Website and app data records:
════════════════

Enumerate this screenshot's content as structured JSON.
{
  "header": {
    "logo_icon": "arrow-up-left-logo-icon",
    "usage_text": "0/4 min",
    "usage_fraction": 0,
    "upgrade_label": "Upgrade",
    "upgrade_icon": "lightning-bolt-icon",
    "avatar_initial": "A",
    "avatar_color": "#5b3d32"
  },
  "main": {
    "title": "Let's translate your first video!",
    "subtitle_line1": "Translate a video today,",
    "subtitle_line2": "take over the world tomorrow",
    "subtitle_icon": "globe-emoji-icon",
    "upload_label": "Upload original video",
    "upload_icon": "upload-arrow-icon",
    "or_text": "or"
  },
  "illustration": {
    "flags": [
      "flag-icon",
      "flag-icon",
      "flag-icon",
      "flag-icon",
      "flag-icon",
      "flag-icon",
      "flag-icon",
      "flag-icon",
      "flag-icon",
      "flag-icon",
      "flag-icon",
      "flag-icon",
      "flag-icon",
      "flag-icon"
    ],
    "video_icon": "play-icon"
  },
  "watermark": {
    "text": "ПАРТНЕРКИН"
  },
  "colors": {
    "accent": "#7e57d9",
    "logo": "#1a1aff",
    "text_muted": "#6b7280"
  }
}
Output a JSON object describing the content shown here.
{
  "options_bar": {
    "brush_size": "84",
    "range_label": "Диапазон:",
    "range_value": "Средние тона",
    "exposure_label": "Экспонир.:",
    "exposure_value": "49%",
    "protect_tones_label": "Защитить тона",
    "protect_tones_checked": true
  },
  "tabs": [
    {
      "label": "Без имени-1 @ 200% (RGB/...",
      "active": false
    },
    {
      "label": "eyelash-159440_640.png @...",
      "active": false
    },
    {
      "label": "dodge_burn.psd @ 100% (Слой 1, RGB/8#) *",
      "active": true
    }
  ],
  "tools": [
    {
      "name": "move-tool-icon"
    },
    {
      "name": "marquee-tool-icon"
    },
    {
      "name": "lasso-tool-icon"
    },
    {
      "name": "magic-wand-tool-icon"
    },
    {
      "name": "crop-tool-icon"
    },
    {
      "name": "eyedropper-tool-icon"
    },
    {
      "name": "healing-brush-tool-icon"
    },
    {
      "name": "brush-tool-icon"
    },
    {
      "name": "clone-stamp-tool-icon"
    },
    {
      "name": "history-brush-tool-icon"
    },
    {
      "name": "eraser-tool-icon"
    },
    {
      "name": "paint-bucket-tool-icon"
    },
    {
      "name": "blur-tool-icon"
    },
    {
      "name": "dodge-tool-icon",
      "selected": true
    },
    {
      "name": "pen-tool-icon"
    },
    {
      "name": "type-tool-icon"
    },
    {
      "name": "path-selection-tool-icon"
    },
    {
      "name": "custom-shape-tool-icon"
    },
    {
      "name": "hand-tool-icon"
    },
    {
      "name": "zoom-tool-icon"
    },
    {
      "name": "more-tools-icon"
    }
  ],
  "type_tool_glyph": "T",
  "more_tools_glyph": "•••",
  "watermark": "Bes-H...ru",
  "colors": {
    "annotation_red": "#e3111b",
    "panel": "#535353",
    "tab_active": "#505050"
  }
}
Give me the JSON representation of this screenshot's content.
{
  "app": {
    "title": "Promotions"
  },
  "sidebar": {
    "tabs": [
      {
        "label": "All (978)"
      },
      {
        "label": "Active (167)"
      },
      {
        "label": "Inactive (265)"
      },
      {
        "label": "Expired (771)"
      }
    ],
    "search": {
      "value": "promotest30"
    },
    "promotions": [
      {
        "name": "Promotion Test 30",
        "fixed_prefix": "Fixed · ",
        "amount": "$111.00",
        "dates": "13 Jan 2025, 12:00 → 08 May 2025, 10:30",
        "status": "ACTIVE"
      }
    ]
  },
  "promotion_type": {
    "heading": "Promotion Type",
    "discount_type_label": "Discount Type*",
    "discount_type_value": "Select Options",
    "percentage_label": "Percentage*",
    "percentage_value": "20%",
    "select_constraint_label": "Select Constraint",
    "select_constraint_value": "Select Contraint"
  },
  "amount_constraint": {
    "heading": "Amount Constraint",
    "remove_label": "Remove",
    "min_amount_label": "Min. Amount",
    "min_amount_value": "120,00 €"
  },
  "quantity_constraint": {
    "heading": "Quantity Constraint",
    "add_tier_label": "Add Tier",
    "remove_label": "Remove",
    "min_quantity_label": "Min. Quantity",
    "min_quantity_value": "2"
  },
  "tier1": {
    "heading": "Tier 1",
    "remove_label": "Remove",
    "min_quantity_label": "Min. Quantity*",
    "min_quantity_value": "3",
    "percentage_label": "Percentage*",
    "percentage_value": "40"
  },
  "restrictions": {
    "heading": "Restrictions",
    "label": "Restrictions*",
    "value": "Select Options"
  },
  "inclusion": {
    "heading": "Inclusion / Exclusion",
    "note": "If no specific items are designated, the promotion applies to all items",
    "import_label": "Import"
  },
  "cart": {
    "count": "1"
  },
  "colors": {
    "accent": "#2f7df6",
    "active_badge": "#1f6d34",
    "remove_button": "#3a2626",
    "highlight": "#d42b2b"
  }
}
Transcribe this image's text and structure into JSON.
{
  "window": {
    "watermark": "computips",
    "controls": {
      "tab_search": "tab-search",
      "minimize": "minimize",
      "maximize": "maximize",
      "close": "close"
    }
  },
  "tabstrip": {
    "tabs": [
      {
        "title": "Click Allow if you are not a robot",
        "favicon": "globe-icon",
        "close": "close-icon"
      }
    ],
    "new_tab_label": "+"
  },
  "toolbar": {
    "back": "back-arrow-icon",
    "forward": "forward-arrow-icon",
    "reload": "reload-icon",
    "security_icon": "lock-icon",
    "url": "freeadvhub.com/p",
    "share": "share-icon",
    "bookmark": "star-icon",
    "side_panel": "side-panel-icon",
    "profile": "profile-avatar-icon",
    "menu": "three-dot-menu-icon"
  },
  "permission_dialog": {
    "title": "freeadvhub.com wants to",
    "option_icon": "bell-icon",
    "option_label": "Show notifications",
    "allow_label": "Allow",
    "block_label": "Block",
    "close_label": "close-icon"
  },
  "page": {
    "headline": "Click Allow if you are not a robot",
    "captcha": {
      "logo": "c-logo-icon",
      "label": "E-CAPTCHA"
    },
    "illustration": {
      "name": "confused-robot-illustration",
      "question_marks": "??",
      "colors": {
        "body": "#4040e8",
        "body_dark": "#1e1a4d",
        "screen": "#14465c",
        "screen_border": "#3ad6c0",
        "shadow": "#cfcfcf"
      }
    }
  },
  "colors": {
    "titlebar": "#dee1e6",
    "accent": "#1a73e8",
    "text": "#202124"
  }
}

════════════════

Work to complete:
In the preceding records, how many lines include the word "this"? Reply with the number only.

Solution:
3